relevant work, the Commission's fifth step is to
determine whether, based on the claimant's RFC, age,
education, and work experience, the claimant is able to make
an adjustment to other work. 20 C.F.R. § 404.1520(a)(4).
If so, the claimant will be determined to be not disabled. 20
C.F.R. § 404.1560(c).
Social Security Act, 42 U.S.C. § 405(g) and §
1383(c)(3), limits this Court's review of a final
decision of the Commissioner of Social Security to: (1)
whether substantial evidence supports the Commissioner's
decision, Richardson v. Perales, 402 U.S. 389, 401
(1971), and (2) whether the Commissioner applied the correct
legal standards. 42 U.S.C. § 405(g) (2006); Hays v.
Sullivan, 907 F.2d 1453, 1456 (4th Cir. 1990); see
also Hunter v. Sullivan, 993 F.2d 31, 34 (4th Cir.
1992). The scope of review of such a decision is
“extremely limited.” Frady v. Harris,
646 F.2d 143, 144 (4th Cir. 1981). “The findings of the
Commissioner . . . as to any fact, if supported by

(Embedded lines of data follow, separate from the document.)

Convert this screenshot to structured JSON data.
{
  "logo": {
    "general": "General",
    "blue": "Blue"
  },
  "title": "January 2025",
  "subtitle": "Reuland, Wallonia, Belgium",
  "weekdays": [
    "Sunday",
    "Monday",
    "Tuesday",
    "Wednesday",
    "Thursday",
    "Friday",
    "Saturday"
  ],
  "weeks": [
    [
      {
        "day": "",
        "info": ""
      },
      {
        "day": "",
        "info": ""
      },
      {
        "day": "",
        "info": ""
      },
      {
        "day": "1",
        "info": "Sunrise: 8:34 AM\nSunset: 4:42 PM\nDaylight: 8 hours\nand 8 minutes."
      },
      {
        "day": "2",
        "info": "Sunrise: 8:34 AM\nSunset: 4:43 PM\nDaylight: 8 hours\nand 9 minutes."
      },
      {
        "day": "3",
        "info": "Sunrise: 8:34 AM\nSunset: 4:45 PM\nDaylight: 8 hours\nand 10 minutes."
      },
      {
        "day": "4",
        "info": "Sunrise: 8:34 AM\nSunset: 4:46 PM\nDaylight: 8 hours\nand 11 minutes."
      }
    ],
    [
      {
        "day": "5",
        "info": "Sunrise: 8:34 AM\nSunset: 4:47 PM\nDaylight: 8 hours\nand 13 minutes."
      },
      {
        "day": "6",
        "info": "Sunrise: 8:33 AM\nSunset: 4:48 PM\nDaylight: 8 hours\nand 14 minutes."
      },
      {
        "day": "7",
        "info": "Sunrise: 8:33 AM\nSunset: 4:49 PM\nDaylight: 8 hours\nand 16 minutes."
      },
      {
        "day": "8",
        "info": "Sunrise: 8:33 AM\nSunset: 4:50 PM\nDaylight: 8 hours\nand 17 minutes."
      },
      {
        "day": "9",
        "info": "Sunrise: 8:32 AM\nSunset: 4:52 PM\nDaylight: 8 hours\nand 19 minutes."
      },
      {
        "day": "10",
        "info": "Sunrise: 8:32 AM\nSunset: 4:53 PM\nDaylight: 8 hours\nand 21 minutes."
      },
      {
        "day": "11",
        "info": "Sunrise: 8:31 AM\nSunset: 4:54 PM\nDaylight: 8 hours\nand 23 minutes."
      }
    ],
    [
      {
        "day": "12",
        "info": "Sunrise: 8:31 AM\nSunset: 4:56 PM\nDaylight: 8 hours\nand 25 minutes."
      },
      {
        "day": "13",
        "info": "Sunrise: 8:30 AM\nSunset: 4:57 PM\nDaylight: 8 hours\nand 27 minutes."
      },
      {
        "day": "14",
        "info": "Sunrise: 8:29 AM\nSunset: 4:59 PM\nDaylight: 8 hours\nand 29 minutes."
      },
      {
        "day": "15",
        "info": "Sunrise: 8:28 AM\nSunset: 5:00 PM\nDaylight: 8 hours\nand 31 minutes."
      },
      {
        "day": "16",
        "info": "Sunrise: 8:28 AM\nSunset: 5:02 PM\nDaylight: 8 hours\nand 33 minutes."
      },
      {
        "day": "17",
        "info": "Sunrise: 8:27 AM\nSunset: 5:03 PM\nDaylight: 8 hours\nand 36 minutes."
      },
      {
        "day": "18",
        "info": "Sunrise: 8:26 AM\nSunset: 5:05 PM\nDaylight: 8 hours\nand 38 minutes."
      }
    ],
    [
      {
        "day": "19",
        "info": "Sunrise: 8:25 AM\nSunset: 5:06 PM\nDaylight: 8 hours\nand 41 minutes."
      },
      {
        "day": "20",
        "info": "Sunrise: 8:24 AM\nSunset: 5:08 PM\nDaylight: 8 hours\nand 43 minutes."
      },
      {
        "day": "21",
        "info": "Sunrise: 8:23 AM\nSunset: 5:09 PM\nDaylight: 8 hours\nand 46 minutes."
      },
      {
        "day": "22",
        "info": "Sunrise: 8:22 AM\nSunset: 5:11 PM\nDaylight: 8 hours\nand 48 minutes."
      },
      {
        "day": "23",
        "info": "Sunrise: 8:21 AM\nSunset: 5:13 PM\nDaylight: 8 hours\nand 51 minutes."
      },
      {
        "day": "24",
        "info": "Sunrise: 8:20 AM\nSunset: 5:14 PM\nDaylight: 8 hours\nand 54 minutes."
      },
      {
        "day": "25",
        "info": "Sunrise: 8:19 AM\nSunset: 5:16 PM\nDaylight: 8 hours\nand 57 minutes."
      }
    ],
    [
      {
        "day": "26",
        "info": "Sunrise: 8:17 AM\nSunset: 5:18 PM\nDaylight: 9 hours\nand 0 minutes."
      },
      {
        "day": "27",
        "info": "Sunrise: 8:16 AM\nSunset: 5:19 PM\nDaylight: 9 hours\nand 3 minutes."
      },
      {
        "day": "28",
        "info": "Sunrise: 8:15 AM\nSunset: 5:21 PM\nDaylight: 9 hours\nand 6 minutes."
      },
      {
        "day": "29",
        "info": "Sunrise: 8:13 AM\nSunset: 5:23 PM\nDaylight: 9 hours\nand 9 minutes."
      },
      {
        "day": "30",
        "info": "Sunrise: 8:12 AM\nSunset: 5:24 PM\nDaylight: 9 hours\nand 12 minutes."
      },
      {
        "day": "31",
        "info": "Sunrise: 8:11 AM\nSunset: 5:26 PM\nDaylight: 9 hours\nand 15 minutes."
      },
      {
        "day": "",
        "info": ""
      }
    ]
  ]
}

substantial evidence, shall be conclusive.” 42 U.S.C.
§ 405(g). Substantial evidence is such relevant evidence
as a reasonable mind might accept as adequate to support a
conclusion; it consists of more than a mere scintilla of
evidence but may be somewhat less than a preponderance.
Craig v. Chater, 76 F.3d. 585, 589 (4th Cir. 1996)
(quoting Richardson v. Perales, 402 U.S. 389, 401
(1971)); Smith v. Heckler, 782 F.2d 1176, 1179 (4th
Fourth Circuit has long emphasized it is not for a reviewing
court to weigh the evidence again, nor to substitute its
judgment for that of the Commissioner. Hays, 907
F.2d at 1456; see also Smith v. Schweiker, 795 F.2d
at 345; Blalock, 483 F.2d at 775. This is true even
if the reviewing court disagrees with the outcome, so long as
there is substantial evidence in the record to support the
final decision below. Lester v. Schweiker, 683 F.2d
838, 841 (4th Cir. 1982).
raises three assignments of error with this Court, arguing
that: (1) the ALJ failed to conduct a function-by-function
analysis when assessing Plaintiff's RFC; (2) the ALJ
failed to discuss Plaintiff's ability to stay on task for
a full workday or attend work consistently through the work
week; and (3) new and material evidence from Plaintiff's
neurologist warrants a ...